◆ THE TASK:
The answer must be every line below that contains the string "icon".

(Component data from apps and pages)
—————

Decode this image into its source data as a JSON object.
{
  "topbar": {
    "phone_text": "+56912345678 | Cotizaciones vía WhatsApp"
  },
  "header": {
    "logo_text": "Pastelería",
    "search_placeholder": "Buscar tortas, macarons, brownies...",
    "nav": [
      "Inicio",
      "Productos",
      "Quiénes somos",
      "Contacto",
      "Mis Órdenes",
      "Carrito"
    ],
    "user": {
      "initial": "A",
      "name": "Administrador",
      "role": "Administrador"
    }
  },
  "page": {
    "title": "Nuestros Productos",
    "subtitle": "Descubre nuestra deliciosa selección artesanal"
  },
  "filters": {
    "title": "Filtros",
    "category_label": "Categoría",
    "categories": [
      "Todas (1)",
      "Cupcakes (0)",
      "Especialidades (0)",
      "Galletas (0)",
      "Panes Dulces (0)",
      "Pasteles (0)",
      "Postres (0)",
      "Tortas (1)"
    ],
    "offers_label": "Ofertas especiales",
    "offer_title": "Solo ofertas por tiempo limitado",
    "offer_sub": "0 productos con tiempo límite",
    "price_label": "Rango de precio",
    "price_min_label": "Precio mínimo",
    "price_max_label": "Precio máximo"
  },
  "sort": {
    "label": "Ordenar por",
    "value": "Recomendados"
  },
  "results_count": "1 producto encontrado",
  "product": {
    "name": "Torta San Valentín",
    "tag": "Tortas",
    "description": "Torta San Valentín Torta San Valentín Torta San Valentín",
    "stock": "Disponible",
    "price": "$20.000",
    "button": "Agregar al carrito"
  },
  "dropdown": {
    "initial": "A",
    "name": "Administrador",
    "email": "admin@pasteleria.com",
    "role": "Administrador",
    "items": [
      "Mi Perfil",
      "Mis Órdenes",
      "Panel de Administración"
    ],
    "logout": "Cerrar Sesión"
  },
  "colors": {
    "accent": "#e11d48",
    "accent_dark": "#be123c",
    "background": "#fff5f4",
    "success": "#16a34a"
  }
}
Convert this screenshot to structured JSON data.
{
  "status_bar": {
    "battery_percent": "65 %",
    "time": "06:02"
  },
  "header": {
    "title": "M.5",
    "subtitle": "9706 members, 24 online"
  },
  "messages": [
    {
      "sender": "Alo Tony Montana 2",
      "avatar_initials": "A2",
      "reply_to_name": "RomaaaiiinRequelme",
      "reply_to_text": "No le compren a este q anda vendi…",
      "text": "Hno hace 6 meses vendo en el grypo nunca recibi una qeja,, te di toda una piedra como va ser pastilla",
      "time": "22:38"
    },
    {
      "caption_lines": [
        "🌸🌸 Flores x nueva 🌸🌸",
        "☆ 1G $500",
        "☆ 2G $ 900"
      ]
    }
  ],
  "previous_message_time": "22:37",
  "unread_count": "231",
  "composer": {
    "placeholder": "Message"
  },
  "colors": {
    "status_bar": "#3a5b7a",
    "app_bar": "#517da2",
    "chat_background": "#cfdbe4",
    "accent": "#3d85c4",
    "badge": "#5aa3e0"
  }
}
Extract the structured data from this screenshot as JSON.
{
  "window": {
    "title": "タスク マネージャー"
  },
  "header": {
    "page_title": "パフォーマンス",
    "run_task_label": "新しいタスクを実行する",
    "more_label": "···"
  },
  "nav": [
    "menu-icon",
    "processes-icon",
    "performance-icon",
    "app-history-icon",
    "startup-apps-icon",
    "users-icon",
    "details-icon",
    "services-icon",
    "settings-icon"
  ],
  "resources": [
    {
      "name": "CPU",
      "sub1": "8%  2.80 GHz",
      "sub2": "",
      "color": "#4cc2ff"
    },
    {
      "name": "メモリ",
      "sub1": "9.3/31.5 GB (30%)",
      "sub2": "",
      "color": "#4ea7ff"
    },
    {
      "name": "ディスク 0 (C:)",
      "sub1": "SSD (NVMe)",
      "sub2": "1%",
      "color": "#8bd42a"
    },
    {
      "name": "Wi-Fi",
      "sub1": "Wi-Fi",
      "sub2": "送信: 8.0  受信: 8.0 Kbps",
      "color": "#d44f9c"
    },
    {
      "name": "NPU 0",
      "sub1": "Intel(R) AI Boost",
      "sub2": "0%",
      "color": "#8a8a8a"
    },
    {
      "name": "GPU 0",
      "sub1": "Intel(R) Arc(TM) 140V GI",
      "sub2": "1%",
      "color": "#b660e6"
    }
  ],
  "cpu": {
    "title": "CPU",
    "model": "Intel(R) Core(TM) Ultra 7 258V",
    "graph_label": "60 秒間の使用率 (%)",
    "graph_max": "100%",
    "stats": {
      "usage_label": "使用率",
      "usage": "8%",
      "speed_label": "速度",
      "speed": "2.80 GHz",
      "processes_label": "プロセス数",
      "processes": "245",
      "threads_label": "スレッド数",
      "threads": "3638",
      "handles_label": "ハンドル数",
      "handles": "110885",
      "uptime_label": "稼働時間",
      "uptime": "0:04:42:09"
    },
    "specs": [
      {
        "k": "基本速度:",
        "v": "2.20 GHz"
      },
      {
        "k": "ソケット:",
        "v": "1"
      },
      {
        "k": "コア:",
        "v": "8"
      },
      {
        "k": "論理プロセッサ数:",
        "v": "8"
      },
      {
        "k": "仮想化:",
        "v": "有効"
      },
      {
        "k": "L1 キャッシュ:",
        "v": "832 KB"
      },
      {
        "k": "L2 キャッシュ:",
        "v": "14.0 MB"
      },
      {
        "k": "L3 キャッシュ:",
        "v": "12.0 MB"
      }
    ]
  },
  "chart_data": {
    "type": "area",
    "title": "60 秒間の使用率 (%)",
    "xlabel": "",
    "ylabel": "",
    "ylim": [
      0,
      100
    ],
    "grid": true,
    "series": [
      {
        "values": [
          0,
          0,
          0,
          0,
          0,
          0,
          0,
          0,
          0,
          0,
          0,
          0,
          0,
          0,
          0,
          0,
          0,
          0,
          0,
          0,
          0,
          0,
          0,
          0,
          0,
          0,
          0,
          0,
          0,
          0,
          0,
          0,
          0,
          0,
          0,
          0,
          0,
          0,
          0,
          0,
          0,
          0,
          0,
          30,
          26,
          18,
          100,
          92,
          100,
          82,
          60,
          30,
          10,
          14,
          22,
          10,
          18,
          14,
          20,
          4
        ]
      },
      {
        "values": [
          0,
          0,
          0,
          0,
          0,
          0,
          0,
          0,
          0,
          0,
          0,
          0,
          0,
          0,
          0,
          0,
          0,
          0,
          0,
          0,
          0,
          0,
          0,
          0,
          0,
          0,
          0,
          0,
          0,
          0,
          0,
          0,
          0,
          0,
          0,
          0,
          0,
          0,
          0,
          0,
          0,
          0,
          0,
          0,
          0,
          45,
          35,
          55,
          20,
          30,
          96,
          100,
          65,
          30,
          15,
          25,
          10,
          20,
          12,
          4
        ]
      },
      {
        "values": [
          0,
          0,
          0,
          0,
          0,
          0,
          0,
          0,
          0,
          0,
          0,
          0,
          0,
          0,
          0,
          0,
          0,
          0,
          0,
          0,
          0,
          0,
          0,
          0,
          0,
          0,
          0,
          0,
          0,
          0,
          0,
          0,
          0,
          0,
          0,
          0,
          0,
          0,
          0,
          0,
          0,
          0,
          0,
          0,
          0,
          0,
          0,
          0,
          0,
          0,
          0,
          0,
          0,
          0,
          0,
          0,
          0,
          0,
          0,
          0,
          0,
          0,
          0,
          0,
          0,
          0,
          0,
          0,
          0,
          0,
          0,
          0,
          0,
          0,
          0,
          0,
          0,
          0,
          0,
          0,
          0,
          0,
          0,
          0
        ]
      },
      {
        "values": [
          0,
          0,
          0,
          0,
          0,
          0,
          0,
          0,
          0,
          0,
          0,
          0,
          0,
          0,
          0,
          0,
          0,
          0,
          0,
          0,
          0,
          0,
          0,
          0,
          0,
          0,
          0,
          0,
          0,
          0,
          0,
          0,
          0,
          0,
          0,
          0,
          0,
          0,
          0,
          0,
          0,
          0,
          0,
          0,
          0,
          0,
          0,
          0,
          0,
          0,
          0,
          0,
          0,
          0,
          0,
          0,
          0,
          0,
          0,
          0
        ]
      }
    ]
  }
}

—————

◆ ANSWER TO THE PROBLEM:
    "menu-icon",
    "processes-icon",
    "performance-icon",
    "app-history-icon",
    "startup-apps-icon",
    "users-icon",
    "details-icon",
    "services-icon",
    "settings-icon"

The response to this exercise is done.